McCoy was matched with Bristol through Southeastern Guide Dogs, a Palmetto-based nonprofit, six years ago after she had done research to find a guide dog to help her.
McCoy has retinitis pigmentosa, a rare, genetic eye disorder that involves the breakdown and loss of cells in the retina.
“I’ve always been legally blind,” McCoy said. “I used to hide it. I wouldn’t even use my cane, and I just made my life difficult for myself. Getting Bristol completely changed everything, and I would never go back.”
On May 1, McCoy, who is now an associate of philanthropy for Southeastern Guide Dogs, and Bristol will walk around McCoy’s neighborhood as part of Southeastern Guide Dogs’ National Walkathon Day.
Last year, Southeastern Guide Dogs held its walkathon at Nathan Benderson Park and had about 1,000 participants.
Due to COVID-19, the nonprofit has decided to make this year’s May 1 walkathon virtual and has expanded the event’s reach by making it a national event.
The goal is to have someone from every state in the country participate in the walkathon, which will help raise money and spread awareness of the organization.
“It’s going to be pretty awesome to see people in all 50 states participating,” McCoy said. “Our dogs are in 41 states.”
Participants can post photos and videos of their walks and use #NatWalkDay2021, #SEGuideDogs and #ProgressivePups to show their support.
McCoy was able to raise $1,050 last year, and her goal is to raise even more this year.
Southeastern Guide Dogs has a donor willing to match up to $10,000. Donors who raise more than $5,000 will be able to name a puppy and follow the puppy through its journey to becoming a guide dog.
Lake Club’s Mary Scharf will be walking with the Suncoast Puppy Raisers at Phillippi Park in Sarasota during the walkathon.
The Suncoast Puppy Raisers has groups from north and south Sarasota County and Lakewood Ranch that take the puppies from Southeastern Guide Dogs home for a year to help train them and expose them to what they might experience as service dogs.
McCoy said she looks forward to seeing puppy raisers during the walkathon.
“I love seeing puppy raisers because they are amazing to me,” she said. “They raise that puppy for a year, and then they come and give it back.

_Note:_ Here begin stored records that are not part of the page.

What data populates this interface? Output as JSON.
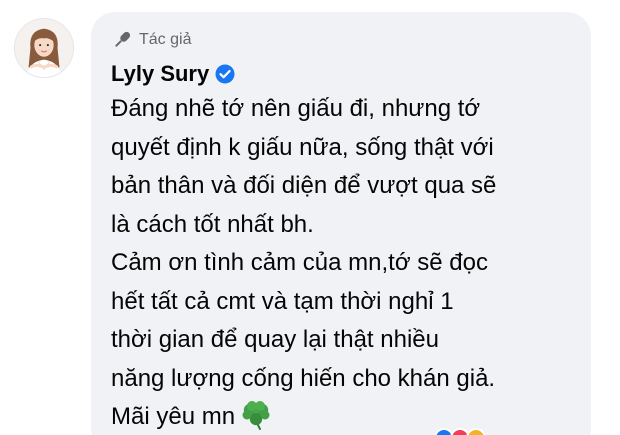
{
  "comment": {
    "author_badge": {
      "label": "Tác giả",
      "icon": "microphone-icon"
    },
    "author": {
      "name": "Lyly Sury",
      "verified_icon": "verified-check-icon",
      "verified_color": "#1877f2"
    },
    "avatar_icon": "profile-photo",
    "lines": [
      "Đáng nhẽ tớ nên giấu đi, nhưng tớ",
      "quyết định k giấu nữa, sống thật với",
      "bản thân và đối diện để vượt qua sẽ",
      "là cách tốt nhất bh.",
      "Cảm ơn tình cảm của mn,tớ sẽ đọc",
      "hết tất cả cmt và tạm thời nghỉ 1",
      "thời gian để quay lại thật nhiều",
      "năng lượng cống hiến cho khán giả.",
      "Mãi yêu mn"
    ],
    "emoji_icon": "shamrock-icon",
    "reactions": [
      {
        "icon": "like-reaction-icon",
        "color": "#1877f2"
      },
      {
        "icon": "love-reaction-icon",
        "color": "#f33e58"
      },
      {
        "icon": "care-reaction-icon",
        "color": "#f7b125"
      }
    ]
  },
  "colors": {
    "bubble_bg": "#f0f2f5",
    "text_primary": "#050505",
    "text_secondary": "#65676b"
  }
}
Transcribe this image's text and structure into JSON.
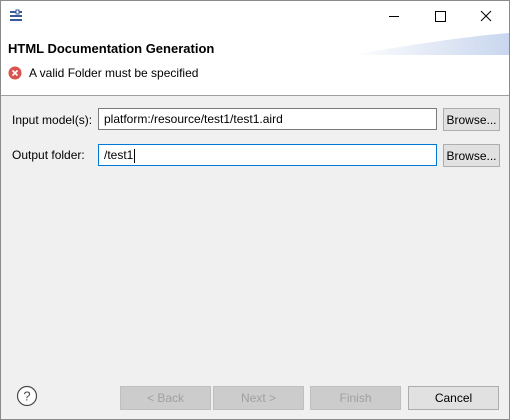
{
  "window": {
    "icon": "wizard-icon",
    "controls": [
      "minimize-icon",
      "maximize-icon",
      "close-icon"
    ]
  },
  "banner": {
    "title": "HTML Documentation Generation",
    "message": "A valid Folder must be specified",
    "message_icon": "error-icon"
  },
  "form": {
    "input_label": "Input model(s):",
    "input_value": "platform:/resource/test1/test1.aird",
    "input_browse": "Browse...",
    "output_label": "Output folder:",
    "output_value": "/test1",
    "output_browse": "Browse..."
  },
  "footer": {
    "help_icon": "help-icon",
    "back": "< Back",
    "next": "Next >",
    "finish": "Finish",
    "cancel": "Cancel"
  }
}
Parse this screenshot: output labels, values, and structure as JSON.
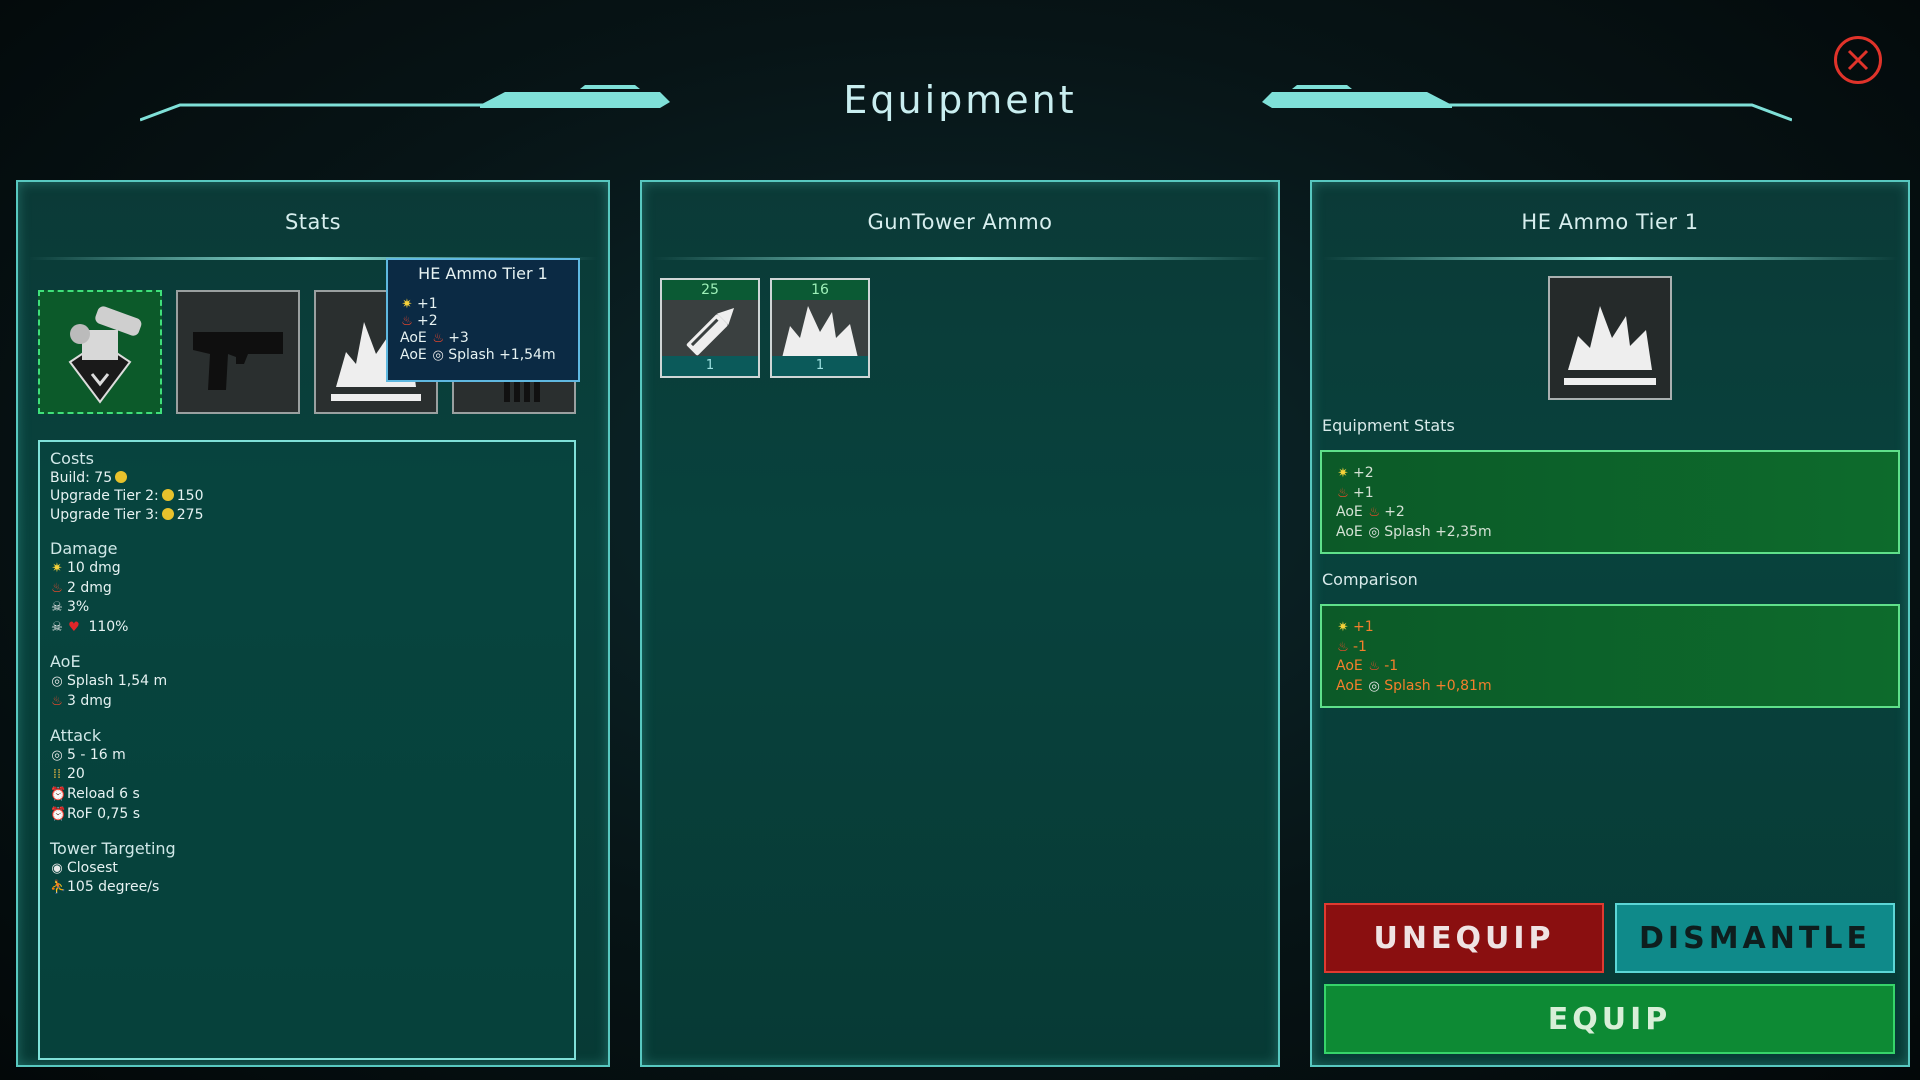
{
  "header": {
    "title": "Equipment"
  },
  "left_panel": {
    "title": "Stats",
    "slots": [
      {
        "icon": "gun-tower-icon",
        "active": true
      },
      {
        "icon": "pistol-icon"
      },
      {
        "icon": "explosion-icon"
      },
      {
        "icon": "bullets-icon"
      }
    ],
    "stats": {
      "costs": {
        "heading": "Costs",
        "build": "Build: 75",
        "upgrade2": "Upgrade Tier 2:",
        "upgrade2_val": "150",
        "upgrade3": "Upgrade Tier 3:",
        "upgrade3_val": "275"
      },
      "damage": {
        "heading": "Damage",
        "sun": "10 dmg",
        "fire": "2 dmg",
        "crit": "3%",
        "crit_mult": "110%"
      },
      "aoe": {
        "heading": "AoE",
        "splash": "Splash 1,54 m",
        "fire": "3 dmg"
      },
      "attack": {
        "heading": "Attack",
        "range": "5 - 16 m",
        "ammo": "20",
        "reload": "Reload 6 s",
        "rof": "RoF 0,75 s"
      },
      "targeting": {
        "heading": "Tower Targeting",
        "mode": "Closest",
        "rotation": "105 degree/s"
      }
    }
  },
  "tooltip": {
    "title": "HE Ammo Tier 1",
    "line1": "+1",
    "line2": "+2",
    "line3_prefix": "AoE",
    "line3_val": "+3",
    "line4_prefix": "AoE",
    "line4_val": "Splash +1,54m"
  },
  "middle_panel": {
    "title": "GunTower Ammo",
    "items": [
      {
        "icon": "bullet-icon",
        "top": "25",
        "bottom": "1"
      },
      {
        "icon": "explosion-icon",
        "top": "16",
        "bottom": "1"
      }
    ]
  },
  "right_panel": {
    "title": "HE Ammo Tier 1",
    "equipment_stats_label": "Equipment Stats",
    "equipment_stats": {
      "sun": "+2",
      "fire": "+1",
      "aoe_prefix": "AoE",
      "aoe_fire": "+2",
      "aoe_splash": "Splash +2,35m"
    },
    "comparison_label": "Comparison",
    "comparison": {
      "sun": "+1",
      "fire": "-1",
      "aoe_prefix": "AoE",
      "aoe_fire": "-1",
      "aoe_splash": "Splash +0,81m"
    },
    "buttons": {
      "unequip": "UNEQUIP",
      "dismantle": "DISMANTLE",
      "equip": "EQUIP"
    }
  },
  "colors": {
    "panel_border": "#58c8c0",
    "close": "#e0332a",
    "unequip": "#8a0f10",
    "dismantle": "#0f8a8a",
    "equip": "#0d8a34",
    "comparison_text": "#f47f2c"
  }
}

I have no idea how they do that. It has to be incredibly hard. It’s awesome to go see these puppies and know that at some point they’re going to be changing somebody’s life or even saving somebody’s life.”

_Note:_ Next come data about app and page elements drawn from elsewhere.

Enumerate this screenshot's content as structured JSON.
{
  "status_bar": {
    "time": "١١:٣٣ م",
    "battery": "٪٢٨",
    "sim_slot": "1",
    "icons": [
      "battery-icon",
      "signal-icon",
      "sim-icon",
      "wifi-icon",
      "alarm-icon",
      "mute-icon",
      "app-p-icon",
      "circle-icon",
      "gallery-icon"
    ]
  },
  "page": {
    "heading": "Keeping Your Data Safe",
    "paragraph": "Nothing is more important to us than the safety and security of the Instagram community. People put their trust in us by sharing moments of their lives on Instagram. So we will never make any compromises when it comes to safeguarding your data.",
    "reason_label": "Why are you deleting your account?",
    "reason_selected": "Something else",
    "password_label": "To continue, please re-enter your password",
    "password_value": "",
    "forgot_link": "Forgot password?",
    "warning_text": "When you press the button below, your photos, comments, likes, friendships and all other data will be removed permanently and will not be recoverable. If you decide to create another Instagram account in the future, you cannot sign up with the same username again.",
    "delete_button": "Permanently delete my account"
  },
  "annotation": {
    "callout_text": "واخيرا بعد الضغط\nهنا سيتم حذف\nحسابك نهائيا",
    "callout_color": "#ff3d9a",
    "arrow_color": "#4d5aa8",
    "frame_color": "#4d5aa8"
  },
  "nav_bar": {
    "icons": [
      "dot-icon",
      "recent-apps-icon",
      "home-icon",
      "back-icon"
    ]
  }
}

Scharf has always been an animal advocate, which is why she’s been volunteering for the nonprofit for 12 years.
Scharf will take one of her dogs, Marjorie, who is an ambassador dog for the nonprofit, with her to the walkathon.

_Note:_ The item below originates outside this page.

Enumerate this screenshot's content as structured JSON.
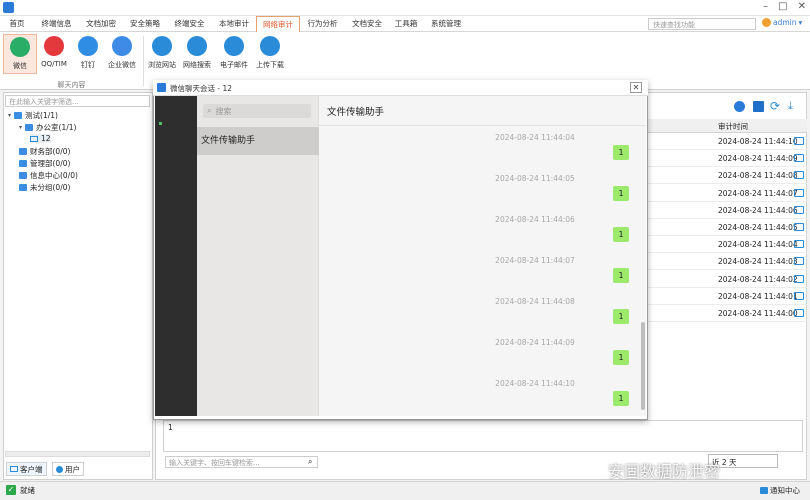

“The walkathon is a way of keeping the Southeastern Guide Dogs in people’s minds,” Scharf said.